Alas, all of this artistry has yet to rub off on me. Even as a kid, I never had much imagination when it came to costumes. Among my more inventive ideas: clown, ghost, pirate. The entirety of my pirate outfit consisted of an eye patch, which I took as permission to run around shouting, “Aargh!” at my unsuspecting neighbors.
I knew I was scraping the bottom of the barrel when I dressed as a black-eyed pea (not the band) by circling one eye in black make-up and taping a giant letter “P” to my shirt. I know. I know. But there was one fabled Halloween party when I pulled out all the stops.
I was twenty-four or twenty-five and trying to catch the eye of a certain young man. (You knew this involved a guy, right?) This time the black-eyed pea costume wasn’t going to cut it. I had to look fabulous.
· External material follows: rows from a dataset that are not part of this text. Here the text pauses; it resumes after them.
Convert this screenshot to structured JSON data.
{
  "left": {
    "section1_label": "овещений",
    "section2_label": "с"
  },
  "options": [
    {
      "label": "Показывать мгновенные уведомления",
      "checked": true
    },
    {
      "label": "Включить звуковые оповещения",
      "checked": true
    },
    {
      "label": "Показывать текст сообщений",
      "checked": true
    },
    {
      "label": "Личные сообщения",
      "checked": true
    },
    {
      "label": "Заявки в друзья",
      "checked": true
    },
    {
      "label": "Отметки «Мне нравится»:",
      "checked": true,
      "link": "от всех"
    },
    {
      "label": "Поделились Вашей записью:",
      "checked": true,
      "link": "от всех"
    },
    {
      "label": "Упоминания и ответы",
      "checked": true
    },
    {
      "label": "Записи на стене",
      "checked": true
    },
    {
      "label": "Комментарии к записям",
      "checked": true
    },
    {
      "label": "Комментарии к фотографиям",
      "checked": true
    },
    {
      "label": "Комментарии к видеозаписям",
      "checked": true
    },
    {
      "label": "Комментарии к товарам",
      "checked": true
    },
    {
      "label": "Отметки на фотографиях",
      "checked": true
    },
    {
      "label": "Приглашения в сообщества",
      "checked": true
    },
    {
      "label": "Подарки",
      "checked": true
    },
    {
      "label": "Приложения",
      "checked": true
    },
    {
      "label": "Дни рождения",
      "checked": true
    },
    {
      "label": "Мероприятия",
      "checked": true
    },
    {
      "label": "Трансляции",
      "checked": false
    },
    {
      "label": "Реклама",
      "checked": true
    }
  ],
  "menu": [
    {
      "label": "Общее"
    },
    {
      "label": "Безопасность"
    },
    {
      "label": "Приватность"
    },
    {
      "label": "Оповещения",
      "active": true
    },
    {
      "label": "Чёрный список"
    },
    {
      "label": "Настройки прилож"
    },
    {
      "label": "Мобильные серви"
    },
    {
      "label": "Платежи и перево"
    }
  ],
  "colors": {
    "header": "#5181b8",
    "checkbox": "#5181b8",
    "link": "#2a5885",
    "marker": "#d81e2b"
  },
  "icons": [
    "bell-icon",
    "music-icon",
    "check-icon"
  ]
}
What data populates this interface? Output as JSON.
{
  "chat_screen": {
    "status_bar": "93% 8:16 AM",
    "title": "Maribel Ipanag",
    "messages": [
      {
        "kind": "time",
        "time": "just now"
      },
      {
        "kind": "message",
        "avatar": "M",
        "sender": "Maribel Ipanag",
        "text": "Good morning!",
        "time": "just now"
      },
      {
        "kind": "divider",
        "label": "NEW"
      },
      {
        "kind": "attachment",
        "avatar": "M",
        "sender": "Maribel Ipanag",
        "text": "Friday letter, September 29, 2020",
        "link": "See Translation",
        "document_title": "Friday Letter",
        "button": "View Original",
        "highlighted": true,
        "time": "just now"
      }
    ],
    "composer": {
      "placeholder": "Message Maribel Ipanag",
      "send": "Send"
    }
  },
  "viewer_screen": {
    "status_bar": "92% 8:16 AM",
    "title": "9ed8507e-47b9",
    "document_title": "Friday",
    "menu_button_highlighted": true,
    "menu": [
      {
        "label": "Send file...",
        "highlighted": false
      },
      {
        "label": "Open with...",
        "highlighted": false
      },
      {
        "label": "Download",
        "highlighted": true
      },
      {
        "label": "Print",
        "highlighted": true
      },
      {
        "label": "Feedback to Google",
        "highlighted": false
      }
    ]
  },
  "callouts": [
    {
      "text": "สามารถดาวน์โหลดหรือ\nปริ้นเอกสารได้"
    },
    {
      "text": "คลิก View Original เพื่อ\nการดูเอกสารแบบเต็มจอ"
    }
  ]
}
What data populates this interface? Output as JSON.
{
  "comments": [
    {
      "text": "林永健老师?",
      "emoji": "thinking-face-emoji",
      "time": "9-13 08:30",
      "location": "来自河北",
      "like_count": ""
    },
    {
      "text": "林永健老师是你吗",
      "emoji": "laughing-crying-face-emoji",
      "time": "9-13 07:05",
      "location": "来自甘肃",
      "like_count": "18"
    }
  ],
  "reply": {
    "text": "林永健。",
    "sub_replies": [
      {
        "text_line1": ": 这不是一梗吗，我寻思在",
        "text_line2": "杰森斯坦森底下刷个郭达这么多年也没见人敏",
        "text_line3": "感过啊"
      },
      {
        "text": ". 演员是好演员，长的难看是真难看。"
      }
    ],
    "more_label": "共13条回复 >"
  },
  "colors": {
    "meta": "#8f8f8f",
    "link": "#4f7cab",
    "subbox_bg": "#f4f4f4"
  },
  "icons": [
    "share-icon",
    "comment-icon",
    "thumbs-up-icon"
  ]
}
I had to look glamorous.
I had to be Marilyn.
“It’s all make-believe, isn’t it?”
A friend who was handy with a needle and thread agreed to help me recreate her famous look from the movie Gentlemen Prefer Blondes. For one night, why not be someone as different from me as possible — a vivacious, sassy, blond sex symbol who could keep company with the likes of Frank Sinatra, Arthur Miller and Joe DiMaggio. So I donned the strapless pink gown with obscenely large bow, the shoulder-length gloves, the blond wig. Oh, and the hundreds of carats of fake diamonds. (Though the ones Marilyn wore in the movie were real!)
The night of the party, I sashayed and shimmied around vampires and Supermen, pursing my lacquered lips and hoping the guy would notice me. It was hard work, this being someone I wasn’t. In fact, it was exhausting. I kept trying to think of what I should say and how I should stand to be more like Marilyn.
A couple of hours into the evening: “Hey,” he said. “Who are you supposed to be?” He was dressed as a referee or an inmate. I wasn’t sure which.
“Marilyn? Marilyn Monroe?”
He nodded. “Cool.”
Deflated more than the giant bow attached to my backside, I sat on the front steps and took a deep breath. My wig was itching and I’d lost one of my fake eyelashes somewhere in the “witches’ brew” punch. I’d spent a good part of the evening tugging at the top of the gown, which suffice it to say, did not fit as snugly as Marilyn’s did. I realized I didn’t know the first thing about being glamorous (or being a pirate apparently). You can take the girl out of the plaid, but you can’t take the plaid out of the girl.
Isn’t that what we’re doing when we play dress up — trying on different personas? It was fun, pretending to be Marilyn Monroe for a few hours, but it was draining. (It could be argued that even Marilyn wasn’t really “Marilyn.”) In the end it was good that I hadn’t gotten that guy’s attention, because then what? Thoreau said, “Be yourself– not your idea of what you think somebody else’s idea of yourself should be.” After the party, the gown and the wig went into a box at the back of my closet because I never felt the need to be Marilyn again.
Have you ever dressed up for Halloween? What was your most memorable costume?
Have a great weekend, everyone!